The answer is yes and no. It’s great to save a bit of money – who doesn’t want that? However, taking action on all of these tips on a single project will be very difficult, and may not even be possible, depending on what you are doing.
Some of these tips are easier than others, and they all have varying consequences should you attempt them, and that’s what you need to take into consideration and really think about.
How much money is your peace of mind, time and stress worth?
Yes, you can save money by doing a lot of things yourself, but it will take up your time and may cause stress doing it all. Whereas if you paid for a professional to do their job and do this work for you, not only are you freeing up your time, you are also becoming free of the burden of responsibility if anything were to go wrong.
Also, it’s their job, so assuming you’ve done tip 12 correct and picked the right people, they are likely going to be better at this than you.
For instance, if you ordered the wrong length of worktop, that’s going to cost you, but if your kitchen company ordered the wrong thing, guess who’s paying to have that fixed?
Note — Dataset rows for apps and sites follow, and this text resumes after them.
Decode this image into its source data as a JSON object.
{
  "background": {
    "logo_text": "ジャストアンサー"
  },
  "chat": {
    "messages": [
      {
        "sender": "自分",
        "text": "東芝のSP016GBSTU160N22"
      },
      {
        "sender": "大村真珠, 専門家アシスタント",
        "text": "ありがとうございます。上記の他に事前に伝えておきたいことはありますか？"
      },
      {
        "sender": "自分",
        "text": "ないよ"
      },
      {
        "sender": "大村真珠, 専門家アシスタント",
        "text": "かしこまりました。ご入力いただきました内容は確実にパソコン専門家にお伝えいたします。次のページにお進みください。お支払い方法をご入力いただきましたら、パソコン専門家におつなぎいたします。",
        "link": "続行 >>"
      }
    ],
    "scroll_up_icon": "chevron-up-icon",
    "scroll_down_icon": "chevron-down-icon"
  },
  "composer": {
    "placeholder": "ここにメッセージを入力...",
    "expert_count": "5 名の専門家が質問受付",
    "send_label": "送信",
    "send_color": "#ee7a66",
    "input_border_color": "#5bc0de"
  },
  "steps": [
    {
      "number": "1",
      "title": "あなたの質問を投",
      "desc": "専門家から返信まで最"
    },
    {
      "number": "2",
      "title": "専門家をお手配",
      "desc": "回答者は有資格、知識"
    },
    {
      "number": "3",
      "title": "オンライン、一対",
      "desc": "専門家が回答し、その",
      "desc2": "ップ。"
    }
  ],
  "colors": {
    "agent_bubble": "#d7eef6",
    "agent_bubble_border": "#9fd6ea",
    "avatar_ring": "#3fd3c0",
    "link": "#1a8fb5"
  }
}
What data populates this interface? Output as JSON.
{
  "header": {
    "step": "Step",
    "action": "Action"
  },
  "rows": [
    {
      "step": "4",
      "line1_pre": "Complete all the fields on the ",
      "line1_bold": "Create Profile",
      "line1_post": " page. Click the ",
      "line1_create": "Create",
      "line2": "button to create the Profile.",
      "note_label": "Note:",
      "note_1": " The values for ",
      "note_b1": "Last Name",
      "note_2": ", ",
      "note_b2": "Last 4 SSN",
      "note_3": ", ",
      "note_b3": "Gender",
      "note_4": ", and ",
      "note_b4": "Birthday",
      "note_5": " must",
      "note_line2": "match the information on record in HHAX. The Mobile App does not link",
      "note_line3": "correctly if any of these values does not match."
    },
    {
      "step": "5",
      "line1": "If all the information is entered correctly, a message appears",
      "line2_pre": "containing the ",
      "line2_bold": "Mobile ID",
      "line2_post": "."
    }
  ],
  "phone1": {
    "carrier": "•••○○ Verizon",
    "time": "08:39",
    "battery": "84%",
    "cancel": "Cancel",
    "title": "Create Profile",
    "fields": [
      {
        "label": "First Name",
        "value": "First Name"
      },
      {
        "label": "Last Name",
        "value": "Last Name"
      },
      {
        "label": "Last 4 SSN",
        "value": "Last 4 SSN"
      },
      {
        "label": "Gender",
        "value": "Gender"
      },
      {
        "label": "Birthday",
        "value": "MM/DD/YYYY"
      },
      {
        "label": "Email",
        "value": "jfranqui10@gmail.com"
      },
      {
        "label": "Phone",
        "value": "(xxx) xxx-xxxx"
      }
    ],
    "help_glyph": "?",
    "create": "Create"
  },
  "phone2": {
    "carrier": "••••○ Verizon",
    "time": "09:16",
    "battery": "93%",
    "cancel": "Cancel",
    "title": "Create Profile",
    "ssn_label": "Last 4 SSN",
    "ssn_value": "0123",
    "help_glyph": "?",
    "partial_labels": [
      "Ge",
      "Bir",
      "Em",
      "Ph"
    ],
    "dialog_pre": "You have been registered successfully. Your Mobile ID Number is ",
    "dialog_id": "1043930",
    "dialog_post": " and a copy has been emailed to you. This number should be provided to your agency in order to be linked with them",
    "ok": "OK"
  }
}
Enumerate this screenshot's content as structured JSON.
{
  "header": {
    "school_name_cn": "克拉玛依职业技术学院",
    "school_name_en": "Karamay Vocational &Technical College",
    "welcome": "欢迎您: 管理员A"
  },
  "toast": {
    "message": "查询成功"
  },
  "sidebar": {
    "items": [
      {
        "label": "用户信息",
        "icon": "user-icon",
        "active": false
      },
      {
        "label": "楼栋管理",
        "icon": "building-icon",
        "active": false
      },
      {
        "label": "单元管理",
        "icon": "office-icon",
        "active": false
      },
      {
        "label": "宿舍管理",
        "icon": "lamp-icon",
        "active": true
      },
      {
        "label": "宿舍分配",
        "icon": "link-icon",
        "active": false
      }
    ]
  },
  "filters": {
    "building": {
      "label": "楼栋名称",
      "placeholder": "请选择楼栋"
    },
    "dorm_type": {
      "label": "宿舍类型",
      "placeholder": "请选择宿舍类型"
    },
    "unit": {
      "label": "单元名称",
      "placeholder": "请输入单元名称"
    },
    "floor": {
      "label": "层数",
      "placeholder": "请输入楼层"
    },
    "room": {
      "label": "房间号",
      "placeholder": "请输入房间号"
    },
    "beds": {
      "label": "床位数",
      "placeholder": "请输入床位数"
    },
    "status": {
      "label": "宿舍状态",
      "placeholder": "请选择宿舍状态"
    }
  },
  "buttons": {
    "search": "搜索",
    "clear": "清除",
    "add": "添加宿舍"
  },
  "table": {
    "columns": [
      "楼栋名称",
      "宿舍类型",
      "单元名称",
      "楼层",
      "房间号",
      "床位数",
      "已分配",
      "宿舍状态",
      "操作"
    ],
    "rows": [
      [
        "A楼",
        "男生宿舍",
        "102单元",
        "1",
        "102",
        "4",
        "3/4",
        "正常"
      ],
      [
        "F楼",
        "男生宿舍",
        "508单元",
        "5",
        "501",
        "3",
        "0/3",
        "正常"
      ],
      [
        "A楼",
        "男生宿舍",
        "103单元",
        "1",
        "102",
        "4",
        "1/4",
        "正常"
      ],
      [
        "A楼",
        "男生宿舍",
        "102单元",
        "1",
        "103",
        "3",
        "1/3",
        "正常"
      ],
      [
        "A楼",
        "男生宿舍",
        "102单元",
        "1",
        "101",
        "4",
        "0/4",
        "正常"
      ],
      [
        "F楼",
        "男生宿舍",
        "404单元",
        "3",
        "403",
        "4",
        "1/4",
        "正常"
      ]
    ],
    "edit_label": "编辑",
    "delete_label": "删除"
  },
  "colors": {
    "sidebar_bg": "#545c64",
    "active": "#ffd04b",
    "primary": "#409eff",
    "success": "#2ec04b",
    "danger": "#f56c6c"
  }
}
Not you. And, hopefully, they won’t order the wrong length in the first place!
You cannot underestimate the benefits of having a professional do their job and take the time, stress and responsibility away from you. I’m sure there are already plenty of things for you to be responsible for in your day-to-day life, without all this extra on top.
So, think about yourself and the project, weigh up the pros and cons of the savings, and I wish you the best of luck with your new kitchen project.
And remember, if all else fails, make friends with a kitchen designer!
If you’re just starting your new kitchen project then have a read of my post Top 10 Kitchen Design Tips – from a Kitchen Designer.